▶ [YOUR OBJECTIVE]: Could you write out the records below exactly as they appear, leaving out any pictures?

(Data records for software interfaces)
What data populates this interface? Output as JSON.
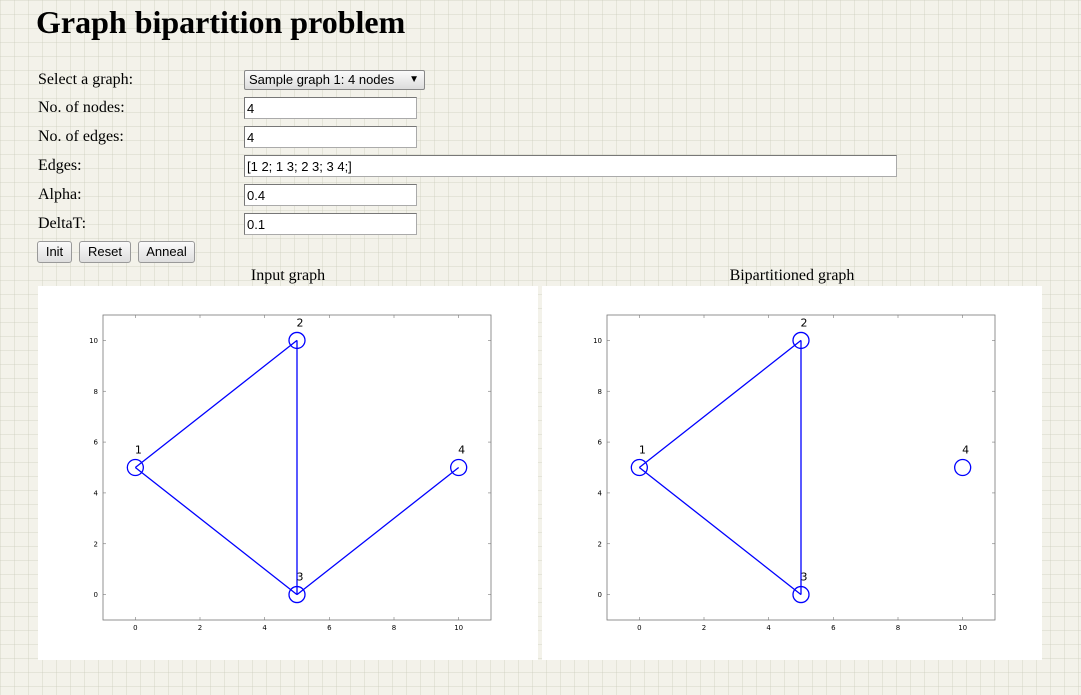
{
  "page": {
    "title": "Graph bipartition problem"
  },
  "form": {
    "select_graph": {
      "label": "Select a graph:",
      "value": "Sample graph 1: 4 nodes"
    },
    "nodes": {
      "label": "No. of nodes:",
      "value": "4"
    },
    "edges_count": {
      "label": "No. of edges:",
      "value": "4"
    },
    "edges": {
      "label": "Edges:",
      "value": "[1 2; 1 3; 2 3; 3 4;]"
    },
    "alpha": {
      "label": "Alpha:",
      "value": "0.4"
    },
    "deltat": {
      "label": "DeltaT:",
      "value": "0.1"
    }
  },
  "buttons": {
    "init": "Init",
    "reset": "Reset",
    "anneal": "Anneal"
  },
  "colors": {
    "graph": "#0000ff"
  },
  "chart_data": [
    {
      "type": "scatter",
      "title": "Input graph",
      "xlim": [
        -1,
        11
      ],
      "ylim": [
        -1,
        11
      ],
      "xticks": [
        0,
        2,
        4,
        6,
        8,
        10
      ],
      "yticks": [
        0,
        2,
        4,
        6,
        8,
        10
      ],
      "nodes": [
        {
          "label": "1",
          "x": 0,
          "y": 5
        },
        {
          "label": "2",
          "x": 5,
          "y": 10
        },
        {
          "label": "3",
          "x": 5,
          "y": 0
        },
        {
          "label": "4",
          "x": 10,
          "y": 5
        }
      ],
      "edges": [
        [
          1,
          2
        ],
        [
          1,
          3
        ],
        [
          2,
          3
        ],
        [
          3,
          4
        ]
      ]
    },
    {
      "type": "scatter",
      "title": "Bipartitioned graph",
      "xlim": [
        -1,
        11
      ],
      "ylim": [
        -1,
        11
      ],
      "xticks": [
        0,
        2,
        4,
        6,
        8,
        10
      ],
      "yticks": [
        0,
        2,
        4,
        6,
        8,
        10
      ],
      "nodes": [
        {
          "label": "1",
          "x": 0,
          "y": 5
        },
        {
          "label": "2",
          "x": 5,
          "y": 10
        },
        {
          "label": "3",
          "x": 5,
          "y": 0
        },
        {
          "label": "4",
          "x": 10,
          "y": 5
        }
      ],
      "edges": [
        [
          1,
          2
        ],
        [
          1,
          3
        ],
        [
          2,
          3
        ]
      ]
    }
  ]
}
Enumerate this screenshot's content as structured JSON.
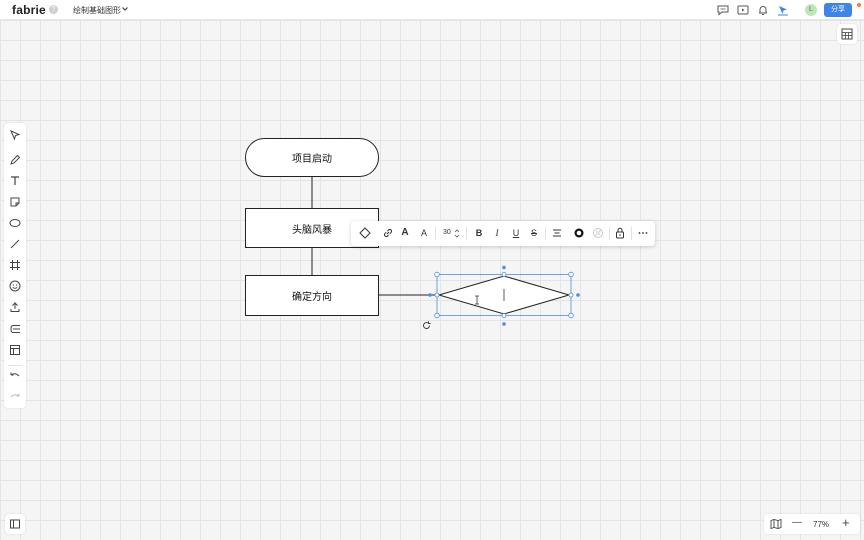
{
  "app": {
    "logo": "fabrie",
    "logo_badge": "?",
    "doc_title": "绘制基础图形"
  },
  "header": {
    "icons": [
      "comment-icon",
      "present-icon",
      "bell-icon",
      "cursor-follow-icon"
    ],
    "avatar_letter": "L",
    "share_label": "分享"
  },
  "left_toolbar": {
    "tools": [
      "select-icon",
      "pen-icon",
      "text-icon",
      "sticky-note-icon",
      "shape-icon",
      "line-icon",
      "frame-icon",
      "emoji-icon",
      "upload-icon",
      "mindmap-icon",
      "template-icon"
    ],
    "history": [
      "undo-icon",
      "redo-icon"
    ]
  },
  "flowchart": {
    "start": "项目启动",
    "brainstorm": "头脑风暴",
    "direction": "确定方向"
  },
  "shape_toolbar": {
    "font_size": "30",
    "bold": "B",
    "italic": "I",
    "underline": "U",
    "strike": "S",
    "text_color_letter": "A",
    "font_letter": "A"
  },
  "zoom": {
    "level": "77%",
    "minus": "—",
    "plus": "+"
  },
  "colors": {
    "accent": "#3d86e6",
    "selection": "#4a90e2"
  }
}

▶ [ANSWER TO THIS PROBLEM]:
What data populates this interface? Output as JSON.
{
  "page": {
    "title": "Graph bipartition problem"
  },
  "form": {
    "select_graph": {
      "label": "Select a graph:",
      "value": "Sample graph 1: 4 nodes"
    },
    "nodes": {
      "label": "No. of nodes:",
      "value": "4"
    },
    "edges_count": {
      "label": "No. of edges:",
      "value": "4"
    },
    "edges": {
      "label": "Edges:",
      "value": "[1 2; 1 3; 2 3; 3 4;]"
    },
    "alpha": {
      "label": "Alpha:",
      "value": "0.4"
    },
    "deltat": {
      "label": "DeltaT:",
      "value": "0.1"
    }
  },
  "buttons": {
    "init": "Init",
    "reset": "Reset",
    "anneal": "Anneal"
  },
  "colors": {
    "graph": "#0000ff"
  },
  "chart_data": [
    {
      "type": "scatter",
      "title": "Input graph",
      "xlim": [
        -1,
        11
      ],
      "ylim": [
        -1,
        11
      ],
      "xticks": [
        0,
        2,
        4,
        6,
        8,
        10
      ],
      "yticks": [
        0,
        2,
        4,
        6,
        8,
        10
      ],
      "nodes": [
        {
          "label": "1",
          "x": 0,
          "y": 5
        },
        {
          "label": "2",
          "x": 5,
          "y": 10
        },
        {
          "label": "3",
          "x": 5,
          "y": 0
        },
        {
          "label": "4",
          "x": 10,
          "y": 5
        }
      ],
      "edges": [
        [
          1,
          2
        ],
        [
          1,
          3
        ],
        [
          2,
          3
        ],
        [
          3,
          4
        ]
      ]
    },
    {
      "type": "scatter",
      "title": "Bipartitioned graph",
      "xlim": [
        -1,
        11
      ],
      "ylim": [
        -1,
        11
      ],
      "xticks": [
        0,
        2,
        4,
        6,
        8,
        10
      ],
      "yticks": [
        0,
        2,
        4,
        6,
        8,
        10
      ],
      "nodes": [
        {
          "label": "1",
          "x": 0,
          "y": 5
        },
        {
          "label": "2",
          "x": 5,
          "y": 10
        },
        {
          "label": "3",
          "x": 5,
          "y": 0
        },
        {
          "label": "4",
          "x": 10,
          "y": 5
        }
      ],
      "edges": [
        [
          1,
          2
        ],
        [
          1,
          3
        ],
        [
          2,
          3
        ]
      ]
    }
  ]
}
Enumerate this screenshot's content as structured JSON.
{
  "app": {
    "logo": "fabrie",
    "logo_badge": "?",
    "doc_title": "绘制基础图形"
  },
  "header": {
    "icons": [
      "comment-icon",
      "present-icon",
      "bell-icon",
      "cursor-follow-icon"
    ],
    "avatar_letter": "L",
    "share_label": "分享"
  },
  "left_toolbar": {
    "tools": [
      "select-icon",
      "pen-icon",
      "text-icon",
      "sticky-note-icon",
      "shape-icon",
      "line-icon",
      "frame-icon",
      "emoji-icon",
      "upload-icon",
      "mindmap-icon",
      "template-icon"
    ],
    "history": [
      "undo-icon",
      "redo-icon"
    ]
  },
  "flowchart": {
    "start": "项目启动",
    "brainstorm": "头脑风暴",
    "direction": "确定方向"
  },
  "shape_toolbar": {
    "font_size": "30",
    "bold": "B",
    "italic": "I",
    "underline": "U",
    "strike": "S",
    "text_color_letter": "A",
    "font_letter": "A"
  },
  "zoom": {
    "level": "77%",
    "minus": "—",
    "plus": "+"
  },
  "colors": {
    "accent": "#3d86e6",
    "selection": "#4a90e2"
  }
}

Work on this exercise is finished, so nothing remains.